A new report from the government revealed U.S. propane consumption in the most recent winter was the lowest total since 2010, largely because of warmer weather across much of the nation.
The U.S. Energy Information Administration reported consumption averaged 0.986 million barrels a day during the 2022-23 winter heating season, which is October through March.
Reduced average winter U.S. propane consumption was influenced by less consumption during the coldest winter months of December, January, and February. Based on the EIA’s recently released Petroleum Supply Monthly, U.S. propane consumption during those three months averaged 1.07 million b/d, also the least since 2010.
The lower consumption is primarily the result of warmer-than-normal temperatures during the winter. The consumption of propane is closely correlated with temperature in the United States during the winter and the resulting demand for heating.
Mild winter temperatures reduced propane consumption in the U.S. residential and commercial sectors. The U.S. Midwest and Northeast account for 54% of the 6.3 million U.S. households that report using propane as their primary space heating fuel. The lower propane demand this winter reduced U.S. propane prices compared with last winter.
Wholesale propane prices at the U.S. benchmark location of Mont Belvieu, Texas, averaged $0.81 per gallon (gal) during the 2022–23 winter heating season, compared with an average of $1.28/gal last winter.

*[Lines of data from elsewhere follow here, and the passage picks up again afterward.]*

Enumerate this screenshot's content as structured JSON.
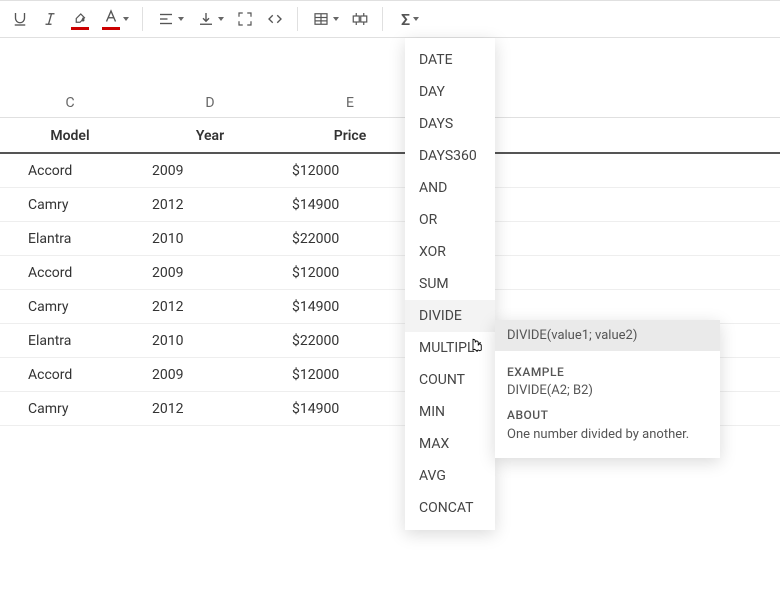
{
  "toolbar": {
    "icons": {
      "underline": "underline-icon",
      "italic": "italic-icon",
      "fill": "fill-color-icon",
      "text_color": "text-color-icon",
      "align": "align-left-icon",
      "valign": "vertical-align-bottom-icon",
      "expand": "expand-icon",
      "code": "code-icon",
      "table": "insert-table-icon",
      "table_opts": "table-options-icon",
      "formula": "formula-sum-icon"
    }
  },
  "columns": [
    "C",
    "D",
    "E"
  ],
  "headers": [
    "Model",
    "Year",
    "Price"
  ],
  "rows": [
    {
      "model": "Accord",
      "year": "2009",
      "price": "$12000"
    },
    {
      "model": "Camry",
      "year": "2012",
      "price": "$14900"
    },
    {
      "model": "Elantra",
      "year": "2010",
      "price": "$22000"
    },
    {
      "model": "Accord",
      "year": "2009",
      "price": "$12000"
    },
    {
      "model": "Camry",
      "year": "2012",
      "price": "$14900"
    },
    {
      "model": "Elantra",
      "year": "2010",
      "price": "$22000"
    },
    {
      "model": "Accord",
      "year": "2009",
      "price": "$12000"
    },
    {
      "model": "Camry",
      "year": "2012",
      "price": "$14900"
    }
  ],
  "functions": [
    "DATE",
    "DAY",
    "DAYS",
    "DAYS360",
    "AND",
    "OR",
    "XOR",
    "SUM",
    "DIVIDE",
    "MULTIPLY",
    "COUNT",
    "MIN",
    "MAX",
    "AVG",
    "CONCAT"
  ],
  "hover_function_index": 8,
  "tooltip": {
    "signature": "DIVIDE(value1; value2)",
    "example_h": "EXAMPLE",
    "example": "DIVIDE(A2; B2)",
    "about_h": "ABOUT",
    "about": "One number divided by another."
  }
}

Propane inventories reflect supply and demand balances as well as prices. In the United States, most propane is consumed during the winter heating months. For the week ending October 7, 2022, the first week of the 2022–23 winter heating season, the EIA reported U.S. propane inventories at 85.5 million barrels, 13.2 million barrels more than the same week in the previous winter.
At the end of the winter heating season, for the week ending March 31, 2023, propane inventories were 55.7 million barrels, 22.0 million barrels more than at the end of last winter. U.S. propane stocks have continued growing during April, totaling 58.3 million barrels as of April 28.
Lower demand and prices for propane in the United States last winter caused U.S. propane prices to fall below benchmark hubs in Northwest Europe and East Asia. The price difference supported the most U.S. propane exports on record during a winter heating season.